Tania Willard, Secwepemc Nation, works within the shifting ideas around contemporary and traditional, often working with bodies of knowledge and skills that are conceptually linked to her interest in intersections between Aboriginal and other cultures. Willard was Aboriginal Curator in Residence with Kamloops Art Gallery from 2013­2015 and previously with grunt gallery 2008­2010. Recent curatorial work includes CUSTOM MADE/Tsitlem te stem te ckultens'kuc; this is Willard's culminating exhibition for her curatorial residency with Kamloops Art Gallery and features 20 contemporary artists working with ideas of that bisect the binary of contemporary and traditional. Willard's curatorial work also includes, Beat Nation: Art, Hip Hop and Aboriginal Culture, co­curated with Kathleen Ritter, Vancouver Art Gallery, featuring 27 contemporary Aboriginal artists which toured Nationally. She is currently working on co­curating a solo exhibition (May 2016), Unceded Territories, Lawrence Paul Yuxweluptun with Karen Duffek at Museum of Anthropology, UBC.

Tania Willard, Silence and Tongues, digital still from The Shuswap Indians of British Columbia by Harlan Smith (1928) and text (Text-excepted from Memories of the Kamloops Indian Residential School - as experienced by Irene Billy, Secwepemculecw, Land of the Shuswap www.landoftheshuswap.com)

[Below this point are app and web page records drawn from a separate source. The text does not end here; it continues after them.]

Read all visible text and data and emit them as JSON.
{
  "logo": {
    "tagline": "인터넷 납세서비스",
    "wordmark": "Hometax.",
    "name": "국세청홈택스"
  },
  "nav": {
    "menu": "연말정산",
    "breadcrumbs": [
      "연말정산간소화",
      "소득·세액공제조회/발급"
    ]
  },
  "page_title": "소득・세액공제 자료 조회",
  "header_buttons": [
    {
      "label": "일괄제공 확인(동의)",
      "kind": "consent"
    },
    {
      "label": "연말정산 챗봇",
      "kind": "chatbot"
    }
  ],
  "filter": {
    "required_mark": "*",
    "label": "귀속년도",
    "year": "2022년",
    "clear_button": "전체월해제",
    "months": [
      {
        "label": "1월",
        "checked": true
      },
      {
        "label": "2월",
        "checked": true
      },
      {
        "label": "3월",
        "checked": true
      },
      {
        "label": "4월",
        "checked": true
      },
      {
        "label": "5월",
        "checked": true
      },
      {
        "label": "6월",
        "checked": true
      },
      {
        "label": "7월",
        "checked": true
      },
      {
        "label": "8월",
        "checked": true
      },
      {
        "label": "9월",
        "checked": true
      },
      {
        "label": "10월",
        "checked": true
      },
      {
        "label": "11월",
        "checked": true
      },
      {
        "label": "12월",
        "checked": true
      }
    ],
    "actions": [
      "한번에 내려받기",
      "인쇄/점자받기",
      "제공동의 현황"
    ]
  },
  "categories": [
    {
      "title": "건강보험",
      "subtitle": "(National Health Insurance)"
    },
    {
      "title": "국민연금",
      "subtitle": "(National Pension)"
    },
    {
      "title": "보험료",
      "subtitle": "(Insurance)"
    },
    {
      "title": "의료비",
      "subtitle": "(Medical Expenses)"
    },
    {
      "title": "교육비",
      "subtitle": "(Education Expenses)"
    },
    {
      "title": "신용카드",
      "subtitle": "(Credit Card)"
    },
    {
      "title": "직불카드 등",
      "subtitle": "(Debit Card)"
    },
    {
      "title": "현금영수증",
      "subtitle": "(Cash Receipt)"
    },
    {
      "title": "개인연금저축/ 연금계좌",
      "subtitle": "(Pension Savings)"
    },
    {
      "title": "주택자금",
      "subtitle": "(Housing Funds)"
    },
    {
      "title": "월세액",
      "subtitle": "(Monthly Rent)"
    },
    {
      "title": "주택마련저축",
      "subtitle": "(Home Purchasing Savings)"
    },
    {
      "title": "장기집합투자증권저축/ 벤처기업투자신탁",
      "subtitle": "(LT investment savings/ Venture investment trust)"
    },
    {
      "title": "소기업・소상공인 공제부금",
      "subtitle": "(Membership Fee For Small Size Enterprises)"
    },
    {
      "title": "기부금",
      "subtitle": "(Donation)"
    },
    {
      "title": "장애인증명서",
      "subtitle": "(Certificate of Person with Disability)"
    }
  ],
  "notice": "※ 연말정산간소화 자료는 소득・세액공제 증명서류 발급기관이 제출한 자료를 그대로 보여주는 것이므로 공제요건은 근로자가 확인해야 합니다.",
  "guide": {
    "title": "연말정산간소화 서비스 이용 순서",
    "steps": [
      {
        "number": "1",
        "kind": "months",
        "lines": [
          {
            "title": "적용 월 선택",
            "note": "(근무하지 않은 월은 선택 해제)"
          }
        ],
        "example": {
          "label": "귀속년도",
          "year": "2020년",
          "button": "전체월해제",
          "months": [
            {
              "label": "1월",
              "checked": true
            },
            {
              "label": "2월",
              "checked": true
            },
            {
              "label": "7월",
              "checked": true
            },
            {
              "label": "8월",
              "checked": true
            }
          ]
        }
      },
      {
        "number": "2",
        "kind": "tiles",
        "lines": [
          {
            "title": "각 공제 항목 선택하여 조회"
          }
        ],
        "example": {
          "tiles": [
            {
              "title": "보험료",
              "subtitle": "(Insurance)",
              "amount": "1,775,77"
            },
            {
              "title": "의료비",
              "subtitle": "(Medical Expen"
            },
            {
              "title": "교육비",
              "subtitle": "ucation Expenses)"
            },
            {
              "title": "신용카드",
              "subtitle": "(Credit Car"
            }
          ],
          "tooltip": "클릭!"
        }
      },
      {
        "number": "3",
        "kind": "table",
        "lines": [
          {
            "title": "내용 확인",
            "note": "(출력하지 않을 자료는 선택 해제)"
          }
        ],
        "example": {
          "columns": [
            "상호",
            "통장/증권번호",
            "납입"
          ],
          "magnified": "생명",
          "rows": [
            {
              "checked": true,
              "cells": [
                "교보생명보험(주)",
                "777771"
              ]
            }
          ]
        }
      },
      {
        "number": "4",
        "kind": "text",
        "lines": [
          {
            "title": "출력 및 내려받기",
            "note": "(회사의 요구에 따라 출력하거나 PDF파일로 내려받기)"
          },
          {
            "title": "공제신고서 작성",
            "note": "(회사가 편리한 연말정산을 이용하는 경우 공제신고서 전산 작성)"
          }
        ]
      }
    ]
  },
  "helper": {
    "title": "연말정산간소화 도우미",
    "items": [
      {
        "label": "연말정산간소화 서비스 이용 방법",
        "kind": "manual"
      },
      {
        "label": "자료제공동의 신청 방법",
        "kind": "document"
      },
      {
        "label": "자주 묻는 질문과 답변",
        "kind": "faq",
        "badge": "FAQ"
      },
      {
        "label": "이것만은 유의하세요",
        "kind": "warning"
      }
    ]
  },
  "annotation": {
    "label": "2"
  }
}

Tania Willard, Silence and Tongues, digital still from The Shuswap Indians of British Columbia by Harlan Smith (1928) and text (Text-excepted from Memories of the Kamloops Indian Residential School - as experienced by Irene Billy, Secwepemculecw, Land of the Shuswap www.landoftheshuswap.com)


#callresponse project details:

Strategically centering Indigenous women as vital presences across multiple platforms, #callresponse is a multifaceted project which includes a website, social media platform, touring exhibition and catalogue. The project brings together five local art commissions by Indigenous women artists from across Canada, including Christi Belcourt, Maria Hupfield, Ursula Johnson, Tania Willard and Laakkuluk Williamson-Bathory. Each artist has invited a guest to respond to their work, including Isaac Murdoch, IV Castellanos and Esther Neff, Cheryl L’Hirondelle, Marcia Crosby and Tanya Tagaq.

#callresponse is co-organized by Tarah Hogue, Maria Hupfield and Tania Willard, and produced in partnership with grunt gallery and generously supported by the {Re}conciliation initiative of the Canada Council for the Arts, the J.W. McConnell Family Foundation and The Circle on Philanthropy and Aboriginal Peoples in Canada. Additional presentation partners include BUSH Gallery, Emily Carr University of Art + Design, FADO Performance Art Centre, Kamloops Art Gallery, OFFTA live art festival, the National Arts Centre, and the Native Education College.

More resource on reconciliation HERE